Just Jennifer

Searching for John Hughes by Jason Diamond

Subtitled “Or Everything I Needed to Know about Life I Learned from Watching ‘80s Movies” this coming of age memoir will resonate with anyone who grew up in the 80s; beyond being Diamond’s story of growing up  it is this writer’s recounting of his attempts to pen a biography of John Hughes, an undertaking that kept coming back to his own love affair with this movies, movies that he turned to time and time again as Diamond struggled with depression, lack of self-esteem and self-doubt  growing up in a Chicago suburb as a Jewish minority.  The results are interesting and in all likelihood, far more relatable and accessible than a biography of the iconic movie director would have been.  Events in Diamond’s life such as his first girlfriend or moving to New York City are framed within which John Hughes movie he chose to watch at that time.  From the first time Diamond saw Pretty in Pink, though the title was at first off-putting to him, he was hooked.  As he worked his way through Hughes’s oeuvre of teenage angst, Diamond began to draw parallels to his own life and eventually, his life began to take focus and shape.  This non-traditional memoir will be a welcomed trip down memory lane to readers of a certain age. 

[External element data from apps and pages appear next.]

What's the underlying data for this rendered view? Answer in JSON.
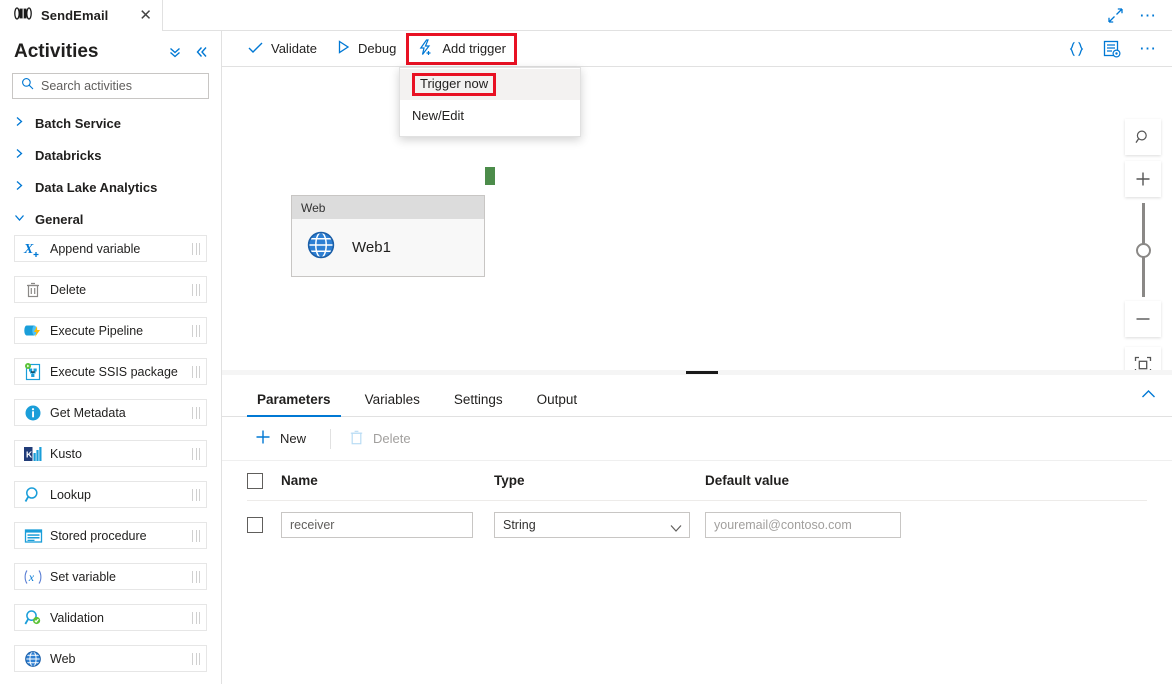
{
  "tabbar": {
    "pipeline_name": "SendEmail",
    "pipeline_icon": "pipeline-icon",
    "close_icon": "close-icon",
    "expand_icon": "expand-diagonal-icon",
    "more_icon": "ellipsis-icon"
  },
  "sidebar": {
    "title": "Activities",
    "collapse_all_icon": "double-chevron-down-icon",
    "collapse_pane_icon": "double-chevron-left-icon",
    "search": {
      "placeholder": "Search activities",
      "value": "",
      "icon": "search-icon"
    },
    "categories": [
      {
        "label": "Batch Service",
        "expanded": false
      },
      {
        "label": "Databricks",
        "expanded": false
      },
      {
        "label": "Data Lake Analytics",
        "expanded": false
      },
      {
        "label": "General",
        "expanded": true
      }
    ],
    "activities": [
      {
        "label": "Append variable",
        "icon": "append-variable-icon"
      },
      {
        "label": "Delete",
        "icon": "trash-icon"
      },
      {
        "label": "Execute Pipeline",
        "icon": "execute-pipeline-icon"
      },
      {
        "label": "Execute SSIS package",
        "icon": "ssis-package-icon"
      },
      {
        "label": "Get Metadata",
        "icon": "info-icon"
      },
      {
        "label": "Kusto",
        "icon": "kusto-icon"
      },
      {
        "label": "Lookup",
        "icon": "magnifier-icon"
      },
      {
        "label": "Stored procedure",
        "icon": "stored-procedure-icon"
      },
      {
        "label": "Set variable",
        "icon": "set-variable-icon"
      },
      {
        "label": "Validation",
        "icon": "validation-icon"
      },
      {
        "label": "Web",
        "icon": "globe-icon"
      }
    ]
  },
  "commandbar": {
    "validate": {
      "label": "Validate",
      "icon": "checkmark-icon"
    },
    "debug": {
      "label": "Debug",
      "icon": "play-icon"
    },
    "add_trigger": {
      "label": "Add trigger",
      "icon": "trigger-bolt-icon",
      "highlighted": true
    },
    "code_icon": "curly-braces-icon",
    "properties_icon": "properties-icon",
    "more_icon": "ellipsis-icon"
  },
  "trigger_menu": {
    "open": true,
    "items": [
      {
        "label": "Trigger now",
        "highlighted": true,
        "hover": true
      },
      {
        "label": "New/Edit",
        "highlighted": false,
        "hover": false
      }
    ]
  },
  "canvas": {
    "node": {
      "type": "Web",
      "name": "Web1",
      "icon": "globe-icon",
      "output_connector_color": "#4c8c4a"
    },
    "zoom_controls": {
      "search_icon": "zoom-search-icon",
      "zoom_in_icon": "plus-icon",
      "zoom_out_icon": "minus-icon",
      "fit_icon": "fit-to-screen-icon"
    }
  },
  "bottom_panel": {
    "tabs": [
      {
        "label": "Parameters",
        "active": true
      },
      {
        "label": "Variables",
        "active": false
      },
      {
        "label": "Settings",
        "active": false
      },
      {
        "label": "Output",
        "active": false
      }
    ],
    "collapse_icon": "chevron-up-icon",
    "actions": {
      "new": {
        "label": "New",
        "icon": "plus-icon",
        "disabled": false
      },
      "delete": {
        "label": "Delete",
        "icon": "trash-icon",
        "disabled": true
      }
    },
    "table": {
      "headers": {
        "name": "Name",
        "type": "Type",
        "default_value": "Default value"
      },
      "rows": [
        {
          "checked": false,
          "name": "receiver",
          "type": "String",
          "default_value_placeholder": "youremail@contoso.com",
          "default_value": ""
        }
      ]
    }
  },
  "colors": {
    "accent": "#0078d4",
    "highlight_red": "#e81123",
    "connector_green": "#4c8c4a"
  }
}
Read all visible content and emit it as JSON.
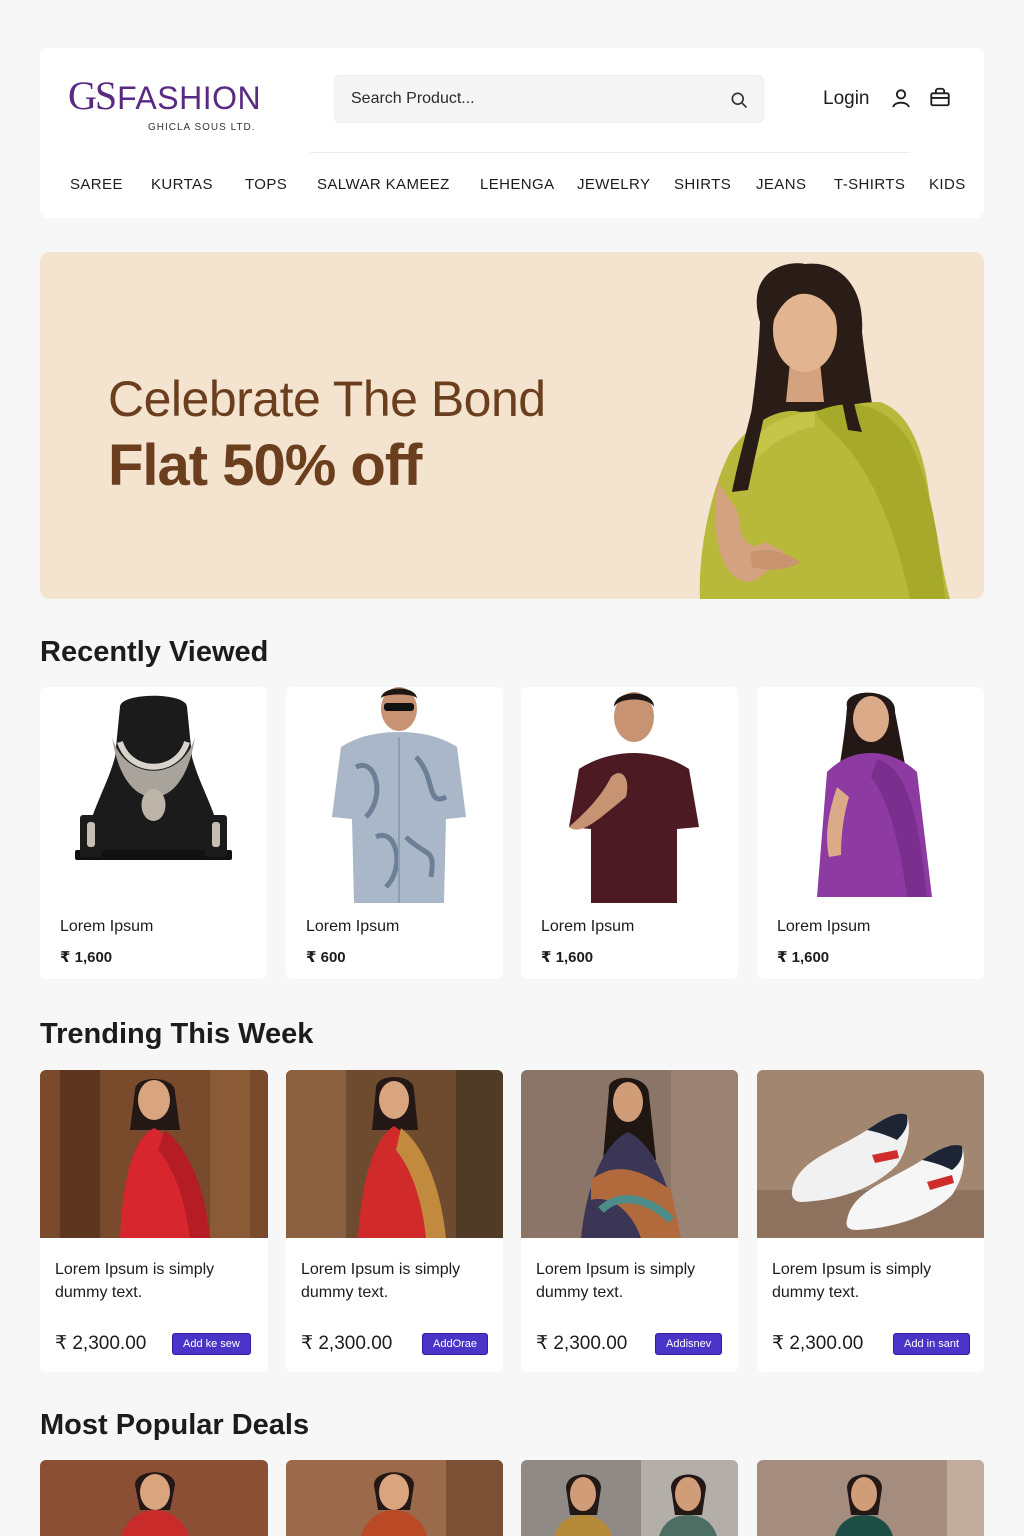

Just Jennifer

The Possessions by Sara Flannery Murphy

The boundaries between reality and the supernatural are pushed in this original debut novel in which “bodies” at the Elysian Society take a proprietary pill know as a lotus which allows them to slip out of their body which becomes a repository for the client’s deceased loved one for a short time.  Eurydice, Edie, has worked as a body for over five years and has disassociated herself not only from her job but from her life as well.  When Patrick Braddock comes to the society to reconnect with his wife Sylvia who drowned in a tragic accident several months before, Edie finds herself becoming obsessed with Patrick and Sylvia and the more she learns about them the more immersed she becomes in their lives---and Sylvia’s death.  Edie begins to see cracks in the Braddock’s marriage and she becomes more invested with Sylvia and she begins to wonder about her death, but the more time she spends with them, the more she wants Patrick; uncertain whether Patrick is interested in Edie as Edie or as Sylvia, she begins to rearrange her life so she can continue channeling Sylvia and be with Patrick, all the while the circumstances of Sylvia’s death niggling in the background.  The further into the Braddock’s lives she delves, the more at risk Edie becomes of losing herself forever, which is sometimes a very appealing thought to the young woman who harbors her own secrets and sadness.  There are so many facets to this unique novel that it is hard to know where to look next.